> TASK INSTRUCTIONS
The entries follow. Please return all of them exactly.

> RECORDS SHOWN
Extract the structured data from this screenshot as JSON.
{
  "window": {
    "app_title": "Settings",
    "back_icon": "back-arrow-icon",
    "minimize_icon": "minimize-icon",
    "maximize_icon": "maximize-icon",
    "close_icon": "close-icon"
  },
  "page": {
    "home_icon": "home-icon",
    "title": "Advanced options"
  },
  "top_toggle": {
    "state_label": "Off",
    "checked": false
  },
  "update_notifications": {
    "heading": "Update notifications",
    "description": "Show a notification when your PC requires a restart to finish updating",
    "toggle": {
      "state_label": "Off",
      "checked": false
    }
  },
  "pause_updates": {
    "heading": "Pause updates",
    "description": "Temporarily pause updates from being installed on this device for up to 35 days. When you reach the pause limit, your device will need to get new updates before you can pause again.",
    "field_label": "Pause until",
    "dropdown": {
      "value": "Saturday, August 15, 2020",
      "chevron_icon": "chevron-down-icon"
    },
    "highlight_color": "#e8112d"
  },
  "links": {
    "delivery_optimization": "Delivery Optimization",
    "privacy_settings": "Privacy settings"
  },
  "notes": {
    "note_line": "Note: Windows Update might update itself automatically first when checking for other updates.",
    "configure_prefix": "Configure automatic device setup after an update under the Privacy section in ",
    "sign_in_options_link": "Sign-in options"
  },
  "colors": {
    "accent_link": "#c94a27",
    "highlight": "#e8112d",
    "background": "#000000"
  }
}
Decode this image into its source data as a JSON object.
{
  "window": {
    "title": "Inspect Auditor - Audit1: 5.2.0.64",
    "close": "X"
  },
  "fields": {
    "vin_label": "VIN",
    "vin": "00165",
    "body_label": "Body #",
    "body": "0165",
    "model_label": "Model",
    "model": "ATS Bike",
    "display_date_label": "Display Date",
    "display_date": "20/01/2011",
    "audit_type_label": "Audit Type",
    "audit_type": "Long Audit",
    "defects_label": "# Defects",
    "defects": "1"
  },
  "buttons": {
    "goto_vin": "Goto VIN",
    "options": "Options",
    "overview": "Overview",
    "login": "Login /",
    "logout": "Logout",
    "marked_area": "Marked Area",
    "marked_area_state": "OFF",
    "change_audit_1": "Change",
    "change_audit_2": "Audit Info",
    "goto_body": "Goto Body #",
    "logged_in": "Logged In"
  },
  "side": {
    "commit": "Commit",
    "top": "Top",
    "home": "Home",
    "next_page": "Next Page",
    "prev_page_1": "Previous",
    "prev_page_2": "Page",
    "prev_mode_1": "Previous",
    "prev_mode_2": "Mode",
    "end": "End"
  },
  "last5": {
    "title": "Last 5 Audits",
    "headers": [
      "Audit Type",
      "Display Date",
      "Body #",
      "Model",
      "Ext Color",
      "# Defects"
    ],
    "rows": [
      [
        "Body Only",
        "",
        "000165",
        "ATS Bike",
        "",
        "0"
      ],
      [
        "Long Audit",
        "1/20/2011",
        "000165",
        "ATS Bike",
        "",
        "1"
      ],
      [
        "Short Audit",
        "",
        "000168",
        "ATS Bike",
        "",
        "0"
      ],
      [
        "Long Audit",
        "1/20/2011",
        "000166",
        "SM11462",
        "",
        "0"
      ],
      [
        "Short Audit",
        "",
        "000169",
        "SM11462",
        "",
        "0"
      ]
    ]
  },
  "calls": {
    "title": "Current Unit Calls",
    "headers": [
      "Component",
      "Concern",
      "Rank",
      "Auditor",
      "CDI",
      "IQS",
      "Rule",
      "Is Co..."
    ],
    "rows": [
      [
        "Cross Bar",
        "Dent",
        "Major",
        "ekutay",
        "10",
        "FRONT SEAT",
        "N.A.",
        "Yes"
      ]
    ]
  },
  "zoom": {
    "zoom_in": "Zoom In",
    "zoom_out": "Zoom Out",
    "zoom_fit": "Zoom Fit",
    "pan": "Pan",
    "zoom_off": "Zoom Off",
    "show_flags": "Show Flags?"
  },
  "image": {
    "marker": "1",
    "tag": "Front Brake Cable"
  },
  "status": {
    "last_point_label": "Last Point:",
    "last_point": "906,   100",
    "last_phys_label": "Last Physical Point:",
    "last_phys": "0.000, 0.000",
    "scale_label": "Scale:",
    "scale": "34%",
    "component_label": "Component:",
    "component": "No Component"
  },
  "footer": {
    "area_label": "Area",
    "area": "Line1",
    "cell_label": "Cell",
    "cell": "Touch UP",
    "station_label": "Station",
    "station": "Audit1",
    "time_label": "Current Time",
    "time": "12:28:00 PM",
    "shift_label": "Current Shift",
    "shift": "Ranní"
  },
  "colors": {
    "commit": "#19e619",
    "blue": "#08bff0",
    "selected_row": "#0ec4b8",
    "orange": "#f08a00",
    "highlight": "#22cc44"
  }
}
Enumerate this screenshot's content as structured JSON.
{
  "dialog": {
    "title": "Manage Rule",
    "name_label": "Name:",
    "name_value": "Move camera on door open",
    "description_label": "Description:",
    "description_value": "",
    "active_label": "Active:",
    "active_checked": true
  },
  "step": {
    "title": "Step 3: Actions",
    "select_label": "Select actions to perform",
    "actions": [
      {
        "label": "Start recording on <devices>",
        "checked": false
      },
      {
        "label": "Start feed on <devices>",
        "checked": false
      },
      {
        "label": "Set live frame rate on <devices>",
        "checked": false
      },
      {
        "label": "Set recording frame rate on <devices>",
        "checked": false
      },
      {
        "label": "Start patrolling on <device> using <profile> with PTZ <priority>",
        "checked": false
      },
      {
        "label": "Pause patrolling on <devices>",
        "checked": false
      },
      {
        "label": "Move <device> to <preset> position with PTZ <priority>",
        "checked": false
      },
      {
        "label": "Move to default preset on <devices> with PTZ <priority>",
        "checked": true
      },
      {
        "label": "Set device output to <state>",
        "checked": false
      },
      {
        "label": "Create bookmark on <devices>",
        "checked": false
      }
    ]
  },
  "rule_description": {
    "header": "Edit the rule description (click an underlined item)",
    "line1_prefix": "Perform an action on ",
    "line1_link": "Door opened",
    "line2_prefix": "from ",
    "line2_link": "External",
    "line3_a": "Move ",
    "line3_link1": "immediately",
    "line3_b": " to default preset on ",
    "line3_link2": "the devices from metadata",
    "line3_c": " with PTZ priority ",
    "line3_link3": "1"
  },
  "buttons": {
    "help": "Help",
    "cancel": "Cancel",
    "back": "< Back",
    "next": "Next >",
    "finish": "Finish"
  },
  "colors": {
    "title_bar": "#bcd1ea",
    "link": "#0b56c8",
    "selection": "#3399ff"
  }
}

> RESULT
Extract the structured data from this screenshot as JSON.
{
  "window": {
    "app_title": "Settings",
    "back_icon": "back-arrow-icon",
    "minimize_icon": "minimize-icon",
    "maximize_icon": "maximize-icon",
    "close_icon": "close-icon"
  },
  "page": {
    "home_icon": "home-icon",
    "title": "Advanced options"
  },
  "top_toggle": {
    "state_label": "Off",
    "checked": false
  },
  "update_notifications": {
    "heading": "Update notifications",
    "description": "Show a notification when your PC requires a restart to finish updating",
    "toggle": {
      "state_label": "Off",
      "checked": false
    }
  },
  "pause_updates": {
    "heading": "Pause updates",
    "description": "Temporarily pause updates from being installed on this device for up to 35 days. When you reach the pause limit, your device will need to get new updates before you can pause again.",
    "field_label": "Pause until",
    "dropdown": {
      "value": "Saturday, August 15, 2020",
      "chevron_icon": "chevron-down-icon"
    },
    "highlight_color": "#e8112d"
  },
  "links": {
    "delivery_optimization": "Delivery Optimization",
    "privacy_settings": "Privacy settings"
  },
  "notes": {
    "note_line": "Note: Windows Update might update itself automatically first when checking for other updates.",
    "configure_prefix": "Configure automatic device setup after an update under the Privacy section in ",
    "sign_in_options_link": "Sign-in options"
  },
  "colors": {
    "accent_link": "#c94a27",
    "highlight": "#e8112d",
    "background": "#000000"
  }
}
Decode this image into its source data as a JSON object.
{
  "window": {
    "title": "Inspect Auditor - Audit1: 5.2.0.64",
    "close": "X"
  },
  "fields": {
    "vin_label": "VIN",
    "vin": "00165",
    "body_label": "Body #",
    "body": "0165",
    "model_label": "Model",
    "model": "ATS Bike",
    "display_date_label": "Display Date",
    "display_date": "20/01/2011",
    "audit_type_label": "Audit Type",
    "audit_type": "Long Audit",
    "defects_label": "# Defects",
    "defects": "1"
  },
  "buttons": {
    "goto_vin": "Goto VIN",
    "options": "Options",
    "overview": "Overview",
    "login": "Login /",
    "logout": "Logout",
    "marked_area": "Marked Area",
    "marked_area_state": "OFF",
    "change_audit_1": "Change",
    "change_audit_2": "Audit Info",
    "goto_body": "Goto Body #",
    "logged_in": "Logged In"
  },
  "side": {
    "commit": "Commit",
    "top": "Top",
    "home": "Home",
    "next_page": "Next Page",
    "prev_page_1": "Previous",
    "prev_page_2": "Page",
    "prev_mode_1": "Previous",
    "prev_mode_2": "Mode",
    "end": "End"
  },
  "last5": {
    "title": "Last 5 Audits",
    "headers": [
      "Audit Type",
      "Display Date",
      "Body #",
      "Model",
      "Ext Color",
      "# Defects"
    ],
    "rows": [
      [
        "Body Only",
        "",
        "000165",
        "ATS Bike",
        "",
        "0"
      ],
      [
        "Long Audit",
        "1/20/2011",
        "000165",
        "ATS Bike",
        "",
        "1"
      ],
      [
        "Short Audit",
        "",
        "000168",
        "ATS Bike",
        "",
        "0"
      ],
      [
        "Long Audit",
        "1/20/2011",
        "000166",
        "SM11462",
        "",
        "0"
      ],
      [
        "Short Audit",
        "",
        "000169",
        "SM11462",
        "",
        "0"
      ]
    ]
  },
  "calls": {
    "title": "Current Unit Calls",
    "headers": [
      "Component",
      "Concern",
      "Rank",
      "Auditor",
      "CDI",
      "IQS",
      "Rule",
      "Is Co..."
    ],
    "rows": [
      [
        "Cross Bar",
        "Dent",
        "Major",
        "ekutay",
        "10",
        "FRONT SEAT",
        "N.A.",
        "Yes"
      ]
    ]
  },
  "zoom": {
    "zoom_in": "Zoom In",
    "zoom_out": "Zoom Out",
    "zoom_fit": "Zoom Fit",
    "pan": "Pan",
    "zoom_off": "Zoom Off",
    "show_flags": "Show Flags?"
  },
  "image": {
    "marker": "1",
    "tag": "Front Brake Cable"
  },
  "status": {
    "last_point_label": "Last Point:",
    "last_point": "906,   100",
    "last_phys_label": "Last Physical Point:",
    "last_phys": "0.000, 0.000",
    "scale_label": "Scale:",
    "scale": "34%",
    "component_label": "Component:",
    "component": "No Component"
  },
  "footer": {
    "area_label": "Area",
    "area": "Line1",
    "cell_label": "Cell",
    "cell": "Touch UP",
    "station_label": "Station",
    "station": "Audit1",
    "time_label": "Current Time",
    "time": "12:28:00 PM",
    "shift_label": "Current Shift",
    "shift": "Ranní"
  },
  "colors": {
    "commit": "#19e619",
    "blue": "#08bff0",
    "selected_row": "#0ec4b8",
    "orange": "#f08a00",
    "highlight": "#22cc44"
  }
}
Enumerate this screenshot's content as structured JSON.
{
  "dialog": {
    "title": "Manage Rule",
    "name_label": "Name:",
    "name_value": "Move camera on door open",
    "description_label": "Description:",
    "description_value": "",
    "active_label": "Active:",
    "active_checked": true
  },
  "step": {
    "title": "Step 3: Actions",
    "select_label": "Select actions to perform",
    "actions": [
      {
        "label": "Start recording on <devices>",
        "checked": false
      },
      {
        "label": "Start feed on <devices>",
        "checked": false
      },
      {
        "label": "Set live frame rate on <devices>",
        "checked": false
      },
      {
        "label": "Set recording frame rate on <devices>",
        "checked": false
      },
      {
        "label": "Start patrolling on <device> using <profile> with PTZ <priority>",
        "checked": false
      },
      {
        "label": "Pause patrolling on <devices>",
        "checked": false
      },
      {
        "label": "Move <device> to <preset> position with PTZ <priority>",
        "checked": false
      },
      {
        "label": "Move to default preset on <devices> with PTZ <priority>",
        "checked": true
      },
      {
        "label": "Set device output to <state>",
        "checked": false
      },
      {
        "label": "Create bookmark on <devices>",
        "checked": false
      }
    ]
  },
  "rule_description": {
    "header": "Edit the rule description (click an underlined item)",
    "line1_prefix": "Perform an action on ",
    "line1_link": "Door opened",
    "line2_prefix": "from ",
    "line2_link": "External",
    "line3_a": "Move ",
    "line3_link1": "immediately",
    "line3_b": " to default preset on ",
    "line3_link2": "the devices from metadata",
    "line3_c": " with PTZ priority ",
    "line3_link3": "1"
  },
  "buttons": {
    "help": "Help",
    "cancel": "Cancel",
    "back": "< Back",
    "next": "Next >",
    "finish": "Finish"
  },
  "colors": {
    "title_bar": "#bcd1ea",
    "link": "#0b56c8",
    "selection": "#3399ff"
  }
}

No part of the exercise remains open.